Yeovil College was one of 16 UK colleges selected by the Department for Education (DfE) last year to share of the £1.5bn further education capital transformation fund.
The college is now starting public consultation on its plans to rebuild facilities over the next four years.
College principal Mark Bolton said: “The public consultation event formally kickstarts the biggest investment in education in Yeovil and our local area in our living history. The quality and appointment of these spaces will be amazing for our community, our business environment and our future learners, creating the spaces to fulfil our high aspirations.
“The campus transformation plans will deliver a campus which reflects our approach and attitude to all that we do – only the best is good enough at Yeovil College. This is game-changing for the people of south Somerset and north and west Dorset.
“The DfE investment secures a big piece in the jigsaw for our ambitious £50m-plus campus transformation plan, which commenced in 2020 and will be completed over the next four years in a very mindful and considered way.
“With more than £12m worth of development already invested in our college over the past year, we are making significant progress in driving higher and technical skills needed by our local business community.”
Bam Construction director Graham Kindgon said: “Our sustainability credentials for creating net zero carbon schemes in the education sector are exceptionally strong so this fantastic new development for Yeovil College is an ideal opportunity for us to work together collaboratively, creating the kind of built environment that people want to learn in for the future.
“Our experience in circularity of materials, digital construction, engineering and designing for sustainability and in passive design techniques will assist us in meeting the needs of the modern learning environment and doing so responsibly.”

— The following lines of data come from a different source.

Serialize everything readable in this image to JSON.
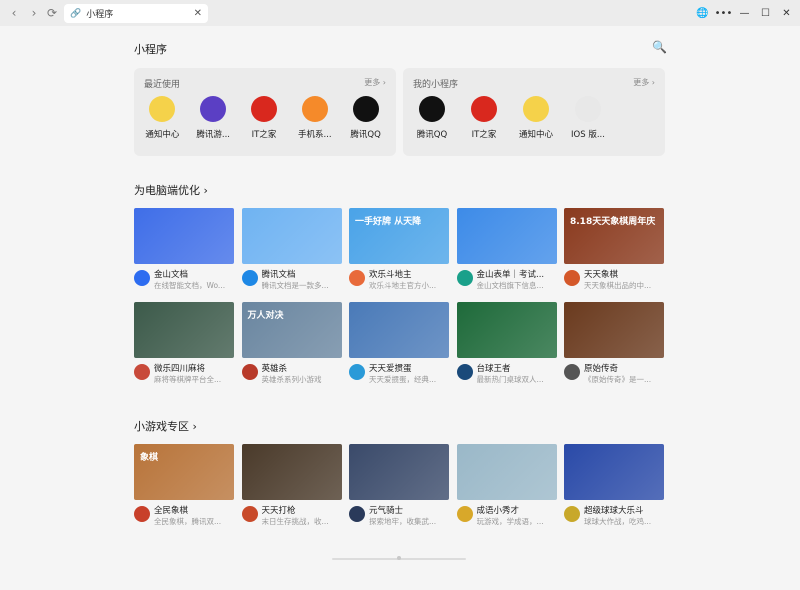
{
  "window": {
    "tab_title": "小程序",
    "controls": {
      "globe": "🌐",
      "more": "•••",
      "minimize": "—",
      "maximize": "☐",
      "close": "✕"
    }
  },
  "page": {
    "title": "小程序"
  },
  "recent": {
    "title": "最近使用",
    "more": "更多 ›",
    "items": [
      {
        "label": "通知中心",
        "icon": "bell-icon",
        "color": "#f5d24a"
      },
      {
        "label": "腾讯游...",
        "icon": "game-icon",
        "color": "#5b3fc4"
      },
      {
        "label": "IT之家",
        "icon": "it-icon",
        "color": "#d9281e"
      },
      {
        "label": "手机系...",
        "icon": "apple-icon",
        "color": "#f58a2a"
      },
      {
        "label": "腾讯QQ",
        "icon": "qq-icon",
        "color": "#111111"
      }
    ]
  },
  "mine": {
    "title": "我的小程序",
    "more": "更多 ›",
    "items": [
      {
        "label": "腾讯QQ",
        "icon": "qq-icon",
        "color": "#111111"
      },
      {
        "label": "IT之家",
        "icon": "it-icon",
        "color": "#d9281e"
      },
      {
        "label": "通知中心",
        "icon": "bell-icon",
        "color": "#f5d24a"
      },
      {
        "label": "IOS 版...",
        "icon": "ios-icon",
        "color": "#e8e8e8"
      }
    ]
  },
  "sections": {
    "pc": {
      "title": "为电脑端优化  ›",
      "cards": [
        {
          "name": "金山文档",
          "desc": "在线智能文档，Wo...",
          "thumb": "#3f6ee8",
          "ico": "#2d6cf0",
          "thumb_text": ""
        },
        {
          "name": "腾讯文档",
          "desc": "腾讯文档是一款多...",
          "thumb": "#6fb3f2",
          "ico": "#1e88e5",
          "thumb_text": ""
        },
        {
          "name": "欢乐斗地主",
          "desc": "欢乐斗地主官方小...",
          "thumb": "#4aa3e8",
          "ico": "#e86a3a",
          "thumb_text": "一手好牌 从天降"
        },
        {
          "name": "金山表单｜考试...",
          "desc": "金山文档旗下信息...",
          "thumb": "#3d8be8",
          "ico": "#1aa08a",
          "thumb_text": ""
        },
        {
          "name": "天天象棋",
          "desc": "天天象棋出品的中...",
          "thumb": "#8a3a1e",
          "ico": "#d4582a",
          "thumb_text": "8.18天天象棋周年庆"
        },
        {
          "name": "微乐四川麻将",
          "desc": "麻将等棋牌平台全...",
          "thumb": "#3c5a4a",
          "ico": "#c84a3a",
          "thumb_text": ""
        },
        {
          "name": "英雄杀",
          "desc": "英雄杀系列小游戏",
          "thumb": "#6a86a0",
          "ico": "#b83a2a",
          "thumb_text": "万人对决"
        },
        {
          "name": "天天爱掼蛋",
          "desc": "天天爱掼蛋，经典...",
          "thumb": "#4a7ab8",
          "ico": "#2a9ad8",
          "thumb_text": ""
        },
        {
          "name": "台球王者",
          "desc": "最新热门桌球双人...",
          "thumb": "#1e6a3a",
          "ico": "#1a4a7a",
          "thumb_text": ""
        },
        {
          "name": "原始传奇",
          "desc": "《原始传奇》是一...",
          "thumb": "#6a3a1e",
          "ico": "#555555",
          "thumb_text": ""
        }
      ]
    },
    "games": {
      "title": "小游戏专区  ›",
      "cards": [
        {
          "name": "全民象棋",
          "desc": "全民象棋，腾讯双...",
          "thumb": "#b8743a",
          "ico": "#c8402a",
          "thumb_text": "象棋"
        },
        {
          "name": "天天打枪",
          "desc": "末日生存挑战，收...",
          "thumb": "#4a3a2a",
          "ico": "#c84a2a",
          "thumb_text": ""
        },
        {
          "name": "元气骑士",
          "desc": "探索地牢，收集武...",
          "thumb": "#3a4a6a",
          "ico": "#2a3a5a",
          "thumb_text": ""
        },
        {
          "name": "成语小秀才",
          "desc": "玩游戏，学成语，...",
          "thumb": "#9ab8c8",
          "ico": "#d8a82a",
          "thumb_text": ""
        },
        {
          "name": "超级球球大乐斗",
          "desc": "球球大作战，吃鸡...",
          "thumb": "#2a4aa8",
          "ico": "#c8a82a",
          "thumb_text": ""
        }
      ]
    }
  }
}
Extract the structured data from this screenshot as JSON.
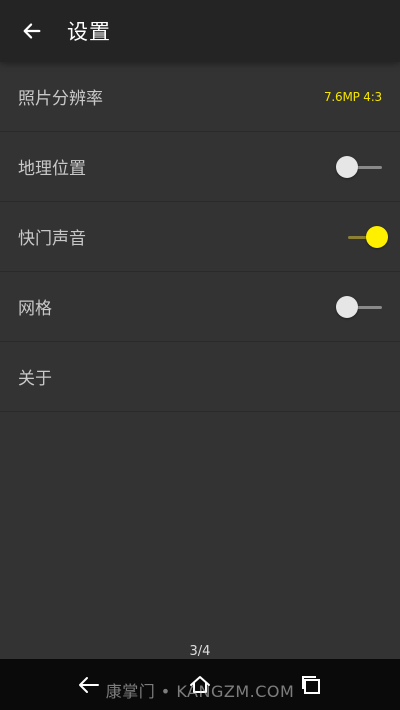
{
  "header": {
    "title": "设置",
    "back_icon": "arrow-left-icon"
  },
  "settings": [
    {
      "label": "照片分辨率",
      "value": "7.6MP 4:3"
    },
    {
      "label": "地理位置",
      "toggle": false
    },
    {
      "label": "快门声音",
      "toggle": true
    },
    {
      "label": "网格",
      "toggle": false
    },
    {
      "label": "关于"
    }
  ],
  "page_indicator": "3/4",
  "navbar": {
    "back_icon": "nav-back-icon",
    "home_icon": "nav-home-icon",
    "recent_icon": "nav-recent-apps-icon"
  },
  "watermark": "康掌门 • KANGZM.COM",
  "colors": {
    "accent": "#fff000",
    "background": "#333333",
    "app_bar": "#242424",
    "nav_bar": "#0a0a0a"
  }
}
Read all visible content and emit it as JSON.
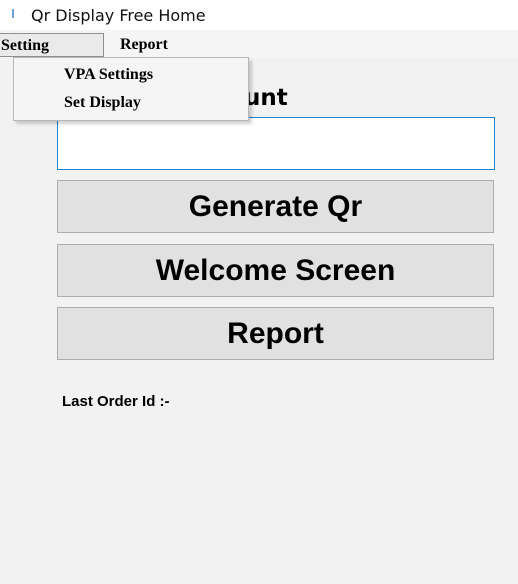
{
  "window": {
    "title": "Qr Display Free Home"
  },
  "menubar": {
    "items": [
      {
        "label": "Setting"
      },
      {
        "label": "Report"
      }
    ]
  },
  "dropdown": {
    "items": [
      {
        "label": "VPA Settings"
      },
      {
        "label": "Set Display"
      }
    ]
  },
  "main": {
    "amount_label_visible_fragment": "unt",
    "amount_input_value": "",
    "buttons": {
      "generate": "Generate Qr",
      "welcome": "Welcome Screen",
      "report": "Report"
    },
    "last_order_label": "Last Order Id :-"
  },
  "colors": {
    "input_border": "#1e88d8",
    "button_bg": "#e1e1e1",
    "client_bg": "#f2f2f2"
  }
}
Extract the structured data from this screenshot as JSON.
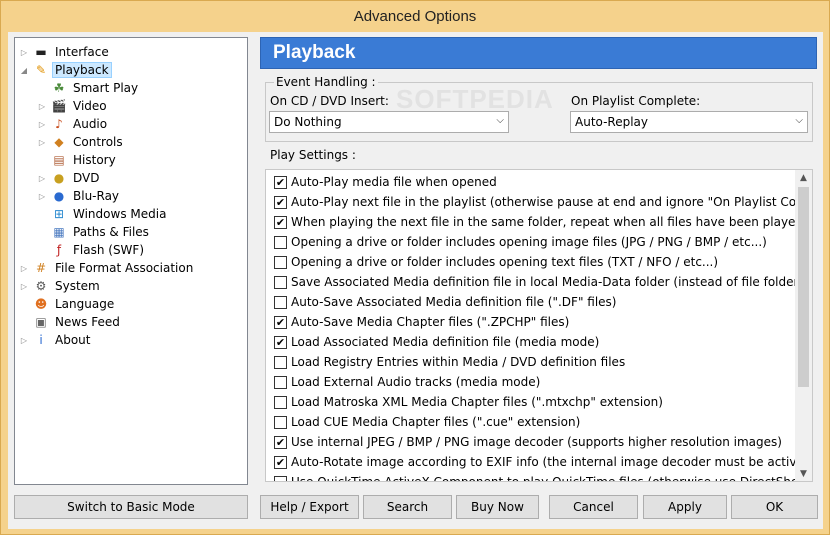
{
  "window": {
    "title": "Advanced Options"
  },
  "tree": [
    {
      "label": "Interface",
      "icon": "interface-icon",
      "expand": true
    },
    {
      "label": "Playback",
      "icon": "playback-icon",
      "expand": true,
      "selected": true
    },
    {
      "label": "Smart Play",
      "icon": "smart-play-icon",
      "expand": false
    },
    {
      "label": "Video",
      "icon": "video-icon",
      "expand": true
    },
    {
      "label": "Audio",
      "icon": "audio-icon",
      "expand": true
    },
    {
      "label": "Controls",
      "icon": "controls-icon",
      "expand": true
    },
    {
      "label": "History",
      "icon": "history-icon",
      "expand": false
    },
    {
      "label": "DVD",
      "icon": "dvd-icon",
      "expand": true
    },
    {
      "label": "Blu-Ray",
      "icon": "bluray-icon",
      "expand": true
    },
    {
      "label": "Windows Media",
      "icon": "windows-media-icon",
      "expand": false
    },
    {
      "label": "Paths & Files",
      "icon": "paths-files-icon",
      "expand": false
    },
    {
      "label": "Flash (SWF)",
      "icon": "flash-icon",
      "expand": false
    },
    {
      "label": "File Format Association",
      "icon": "file-format-icon",
      "expand": true
    },
    {
      "label": "System",
      "icon": "system-icon",
      "expand": true
    },
    {
      "label": "Language",
      "icon": "language-icon",
      "expand": false
    },
    {
      "label": "News Feed",
      "icon": "news-feed-icon",
      "expand": false
    },
    {
      "label": "About",
      "icon": "about-icon",
      "expand": true
    }
  ],
  "header": {
    "title": "Playback"
  },
  "event_handling": {
    "title": "Event Handling :",
    "cd_label": "On CD / DVD Insert:",
    "cd_value": "Do Nothing",
    "playlist_label": "On Playlist Complete:",
    "playlist_value": "Auto-Replay"
  },
  "watermark": "SOFTPEDIA",
  "play_settings": {
    "title": "Play Settings :",
    "items": [
      {
        "label": "Auto-Play media file when opened",
        "checked": true
      },
      {
        "label": "Auto-Play next file in the playlist (otherwise pause at end and ignore \"On Playlist Complete\")",
        "checked": true
      },
      {
        "label": "When playing the next file in the same folder, repeat when all files have been played",
        "checked": true
      },
      {
        "label": "Opening a drive or folder includes opening image files (JPG / PNG / BMP / etc...)",
        "checked": false
      },
      {
        "label": "Opening a drive or folder includes opening text files (TXT / NFO / etc...)",
        "checked": false
      },
      {
        "label": "Save Associated Media definition file in local Media-Data folder (instead of file folder)",
        "checked": false
      },
      {
        "label": "Auto-Save Associated Media definition file (\".DF\" files)",
        "checked": false
      },
      {
        "label": "Auto-Save Media Chapter files (\".ZPCHP\" files)",
        "checked": true
      },
      {
        "label": "Load Associated Media definition file (media mode)",
        "checked": true
      },
      {
        "label": "Load Registry Entries within Media / DVD definition files",
        "checked": false
      },
      {
        "label": "Load External Audio tracks (media mode)",
        "checked": false
      },
      {
        "label": "Load Matroska XML Media Chapter files (\".mtxchp\" extension)",
        "checked": false
      },
      {
        "label": "Load CUE Media Chapter files (\".cue\" extension)",
        "checked": false
      },
      {
        "label": "Use internal JPEG / BMP / PNG image decoder (supports higher resolution images)",
        "checked": true
      },
      {
        "label": "Auto-Rotate image according to EXIF info (the internal image decoder must be active)",
        "checked": true
      },
      {
        "label": "Use QuickTime ActiveX Component to play QuickTime files (otherwise use DirectShow)",
        "checked": false
      }
    ]
  },
  "buttons": {
    "basic_mode": "Switch to Basic Mode",
    "help": "Help / Export",
    "search": "Search",
    "buy": "Buy Now",
    "cancel": "Cancel",
    "apply": "Apply",
    "ok": "OK"
  }
}
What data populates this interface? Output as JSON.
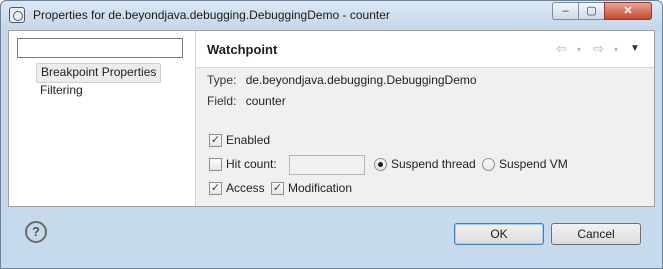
{
  "window": {
    "title": "Properties for de.beyondjava.debugging.DebuggingDemo - counter",
    "minimize_glyph": "–",
    "maximize_glyph": "▢",
    "close_glyph": "✕"
  },
  "nav": {
    "filter_value": "",
    "items": [
      {
        "label": "Breakpoint Properties",
        "selected": true
      },
      {
        "label": "Filtering",
        "selected": false
      }
    ]
  },
  "header": {
    "title": "Watchpoint",
    "back_icon": "⇦",
    "forward_icon": "⇨",
    "dropdown_icon": "▾",
    "menu_icon": "▼"
  },
  "info": {
    "type_label": "Type:",
    "type_value": "de.beyondjava.debugging.DebuggingDemo",
    "field_label": "Field:",
    "field_value": "counter"
  },
  "options": {
    "enabled": {
      "label": "Enabled",
      "checked": true
    },
    "hit_count": {
      "label": "Hit count:",
      "checked": false,
      "value": ""
    },
    "suspend_thread": {
      "label": "Suspend thread",
      "selected": true
    },
    "suspend_vm": {
      "label": "Suspend VM",
      "selected": false
    },
    "access": {
      "label": "Access",
      "checked": true
    },
    "modification": {
      "label": "Modification",
      "checked": true
    }
  },
  "footer": {
    "help_glyph": "?",
    "ok_label": "OK",
    "cancel_label": "Cancel"
  },
  "icons": {
    "check_glyph": "✓"
  }
}
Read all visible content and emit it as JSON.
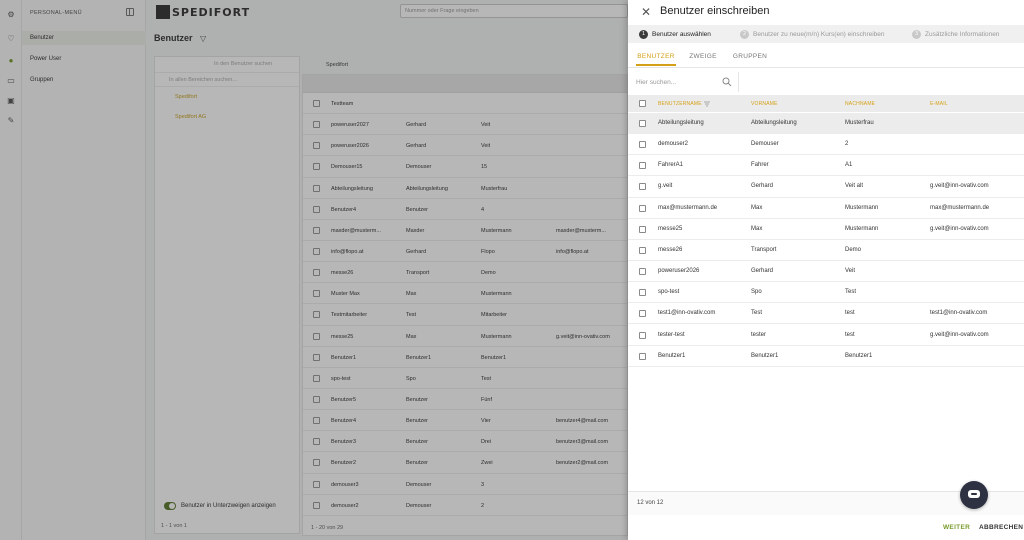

He added: “The result will be a net zero carbon in operation campus based on the Department for Education’s sustainability principles. This means maximising natural light, using thermal mass to regulate internal temperatures, and integrating cross ventilation to give great air quality.
“Air source heat pumps will be used for heating and hot water, dimmable LED lighting supplements natural light, and reduced energy consumption measures. The buildings are designed to generate sufficient electricity throughout the year to meet their annual electrical demands.”